Brand owners use product placement and sponsorship deals to create positive brand associations in the mind of their target consumers.  James Bond can wear their brand of luxury watch or drive their car in a spectacular car chase scene.  But what happens when a brand is shown in a context that will draw an undesirable or negative association?  In 2011, three examples demonstrate the issues that can be caused when a brand is used or worn in an undesirable context:

  • On 16 August 2011, US clothing brand Abercrombie and Fitch (A&F) offered Jersey Shore's Michael "The Situation" Sorrentino a substantial sum of money to stop wearing A&F clothing.  In a press release (available here), A&F expressed its deep concern that The Situation's "association with our brand could cause significant damages to our image."  
  • Media reports have alleged that the August 2011 London riots were "powered by Blackberry", with Blackberry Messenger (BBM) being the "weapon of choice" for disaffected young youths. 
  • Anders Breivik, a Norwegian mass murderer who admitted to killing 77 people in the Norwegian gun attacks in July 2011, has been photographed wearing Lacoste clothing on his trips out of prison.  Lacoste contacted Norwegian police to request that Anders be prevented from wearing the brand, fearing that it could do considerable harm to their reputation.  
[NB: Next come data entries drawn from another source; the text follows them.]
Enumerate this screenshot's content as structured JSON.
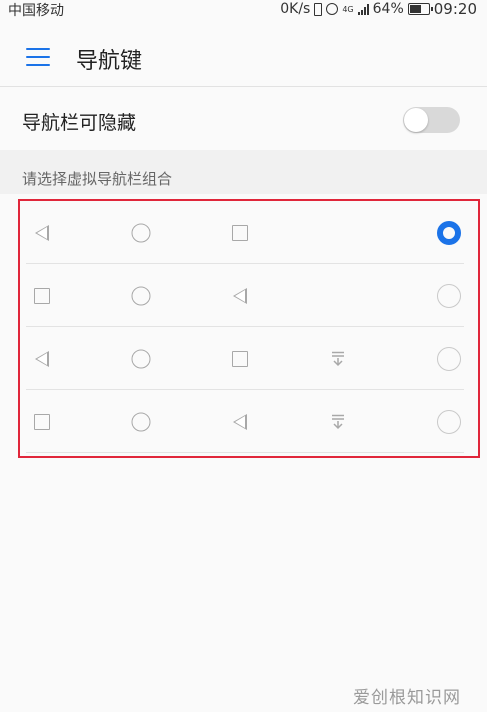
{
  "status_bar": {
    "carrier": "中国移动",
    "speed": "0K/s",
    "network": "4G",
    "battery": "64%",
    "time": "09:20"
  },
  "toolbar": {
    "title": "导航键"
  },
  "setting": {
    "hide_nav_label": "导航栏可隐藏",
    "hide_nav_enabled": false
  },
  "section": {
    "title": "请选择虚拟导航栏组合"
  },
  "options": [
    {
      "icons": [
        "back",
        "home",
        "recent"
      ],
      "selected": true
    },
    {
      "icons": [
        "recent",
        "home",
        "back"
      ],
      "selected": false
    },
    {
      "icons": [
        "back",
        "home",
        "recent",
        "notification"
      ],
      "selected": false
    },
    {
      "icons": [
        "recent",
        "home",
        "back",
        "notification"
      ],
      "selected": false
    }
  ],
  "watermark": "爱创根知识网",
  "colors": {
    "accent": "#1b73e8",
    "highlight_border": "#e0263a",
    "icon_gray": "#a8a8a8"
  }
}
When faced with a negative brand association, one option for brand owners is to enter into a contract with the person wearing the brand, requiring them to no longer wear that brand.  If the trademark appears in movies or TV shows, a second option is to require that the trade mark be removed or blurred.  For example, in 2008, the director of Slumdog Millionaire was asked to remove any Mercedes logos from slum scenes in the movie. 
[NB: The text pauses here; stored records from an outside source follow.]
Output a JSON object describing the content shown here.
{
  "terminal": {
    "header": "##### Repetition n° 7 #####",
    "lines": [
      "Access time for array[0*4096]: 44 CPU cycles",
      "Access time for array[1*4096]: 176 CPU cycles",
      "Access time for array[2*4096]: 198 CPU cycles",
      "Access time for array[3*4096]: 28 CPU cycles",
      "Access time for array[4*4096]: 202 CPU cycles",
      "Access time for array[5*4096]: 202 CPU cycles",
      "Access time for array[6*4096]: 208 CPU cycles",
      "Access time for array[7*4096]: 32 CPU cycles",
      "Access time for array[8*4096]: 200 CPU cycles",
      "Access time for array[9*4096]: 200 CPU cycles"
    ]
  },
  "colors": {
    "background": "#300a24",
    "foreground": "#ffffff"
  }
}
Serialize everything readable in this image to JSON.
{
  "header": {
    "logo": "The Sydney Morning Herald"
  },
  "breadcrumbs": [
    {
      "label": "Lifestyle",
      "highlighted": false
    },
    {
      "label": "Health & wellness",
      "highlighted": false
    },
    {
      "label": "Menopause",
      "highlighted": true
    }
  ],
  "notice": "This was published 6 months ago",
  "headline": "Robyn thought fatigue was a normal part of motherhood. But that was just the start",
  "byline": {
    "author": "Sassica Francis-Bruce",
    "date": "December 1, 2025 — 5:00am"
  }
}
But how do you stop an undesirable association when it involves a section of the population?  I am reminded of the Burberry episode a few years ago.  Known as an upper-class luxury brand, the Burberry check was adopted by a completely different consumer group to their target audience.  The lower socio-economic “chav” culture began to wear Burberry, in particular the baseball caps.  Fake Burberry goods were sold everywhere.  To combat this negative association, Burberry removed all of their checked baseball caps from sale and removed the distinctive check from many of their products.

Yet, sometimes a negative association can bring attention to brands in beneficial ways.  The media reports about the use of Blackberries have drawn attention to the affordability of Blackberry and the free messaging service provided by BBM.  The media flurry that has resulted from A&F's announcement has certainly drawn attention to the brand among their target consumer group, teenagers, leading many to suggest the action was nothing more than a publicity stunt.

Brands spend millions developing their reputation to attract a target market.  The potential for brand damage caused by these sorts of negative associations defies the old saying “there is no such thing as bad publicity”.